_ASSIGNMENT_. Go line by line through the entries below and copy those containing the string "icon".

_MATERIALS PROVIDED_.
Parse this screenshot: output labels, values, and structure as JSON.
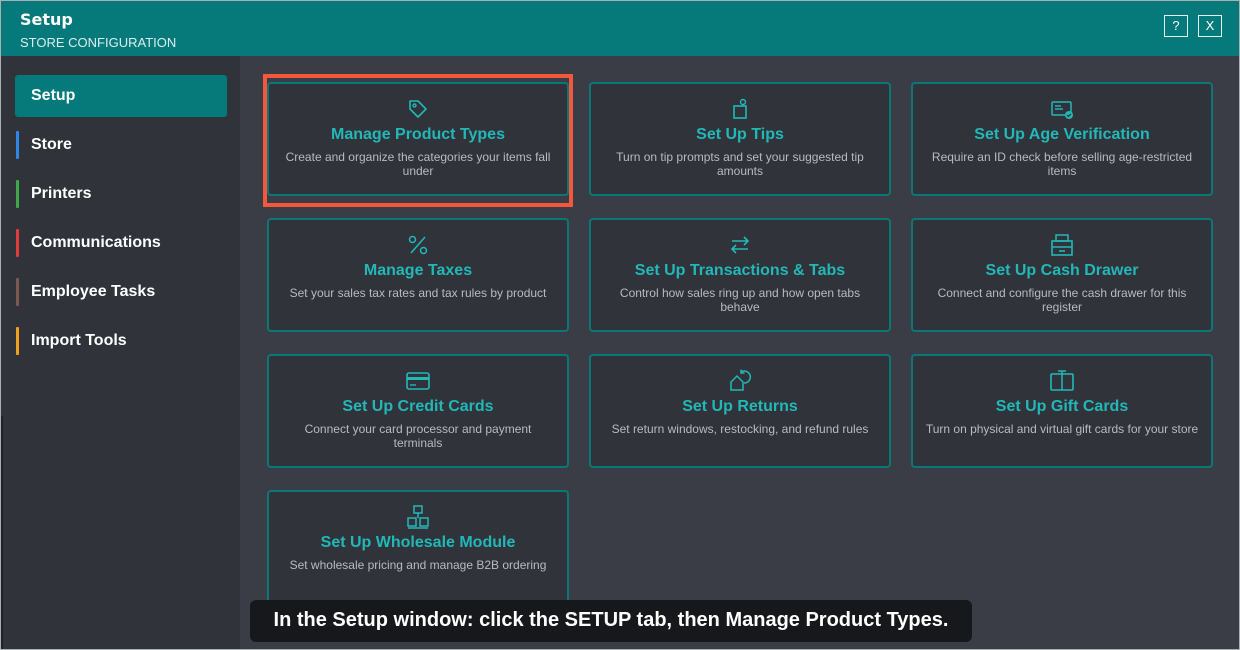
{
  "window": {
    "title": "Setup",
    "subtitle": "STORE CONFIGURATION",
    "help_label": "?",
    "close_label": "X"
  },
  "sidebar": {
    "items": [
      {
        "label": "Setup",
        "active": true,
        "color": "#067a7a"
      },
      {
        "label": "Store",
        "color": "#2f86e6"
      },
      {
        "label": "Printers",
        "color": "#3fa94a"
      },
      {
        "label": "Communications",
        "color": "#e23b3b"
      },
      {
        "label": "Employee Tasks",
        "color": "#7a5a4e"
      },
      {
        "label": "Import Tools",
        "color": "#f0a020"
      }
    ]
  },
  "cards": [
    {
      "title": "Manage Product Types",
      "desc": "Create and organize the categories your items fall under",
      "icon": "tag-icon"
    },
    {
      "title": "Set Up Tips",
      "desc": "Turn on tip prompts and set your suggested tip amounts",
      "icon": "tip-jar-icon"
    },
    {
      "title": "Set Up Age Verification",
      "desc": "Require an ID check before selling age-restricted items",
      "icon": "id-card-icon"
    },
    {
      "title": "Manage Taxes",
      "desc": "Set your sales tax rates and tax rules by product",
      "icon": "percent-icon"
    },
    {
      "title": "Set Up Transactions & Tabs",
      "desc": "Control how sales ring up and how open tabs behave",
      "icon": "swap-arrows-icon"
    },
    {
      "title": "Set Up Cash Drawer",
      "desc": "Connect and configure the cash drawer for this register",
      "icon": "cash-drawer-icon"
    },
    {
      "title": "Set Up Credit Cards",
      "desc": "Connect your card processor and payment terminals",
      "icon": "credit-card-icon"
    },
    {
      "title": "Set Up Returns",
      "desc": "Set return windows, restocking, and refund rules",
      "icon": "return-icon"
    },
    {
      "title": "Set Up Gift Cards",
      "desc": "Turn on physical and virtual gift cards for your store",
      "icon": "gift-card-icon"
    },
    {
      "title": "Set Up Wholesale Module",
      "desc": "Set wholesale pricing and manage B2B ordering",
      "icon": "wholesale-boxes-icon"
    }
  ],
  "caption": "In the Setup window: click the SETUP tab, then Manage Product Types.",
  "colors": {
    "accent": "#067a7a",
    "card_title": "#22b8b8",
    "highlight": "#f2583a"
  }
}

_ANSWER SECTION_.
      "icon": "tag-icon"
      "icon": "tip-jar-icon"
      "icon": "id-card-icon"
      "icon": "percent-icon"
      "icon": "swap-arrows-icon"
      "icon": "cash-drawer-icon"
      "icon": "credit-card-icon"
      "icon": "return-icon"
      "icon": "gift-card-icon"
      "icon": "wholesale-boxes-icon"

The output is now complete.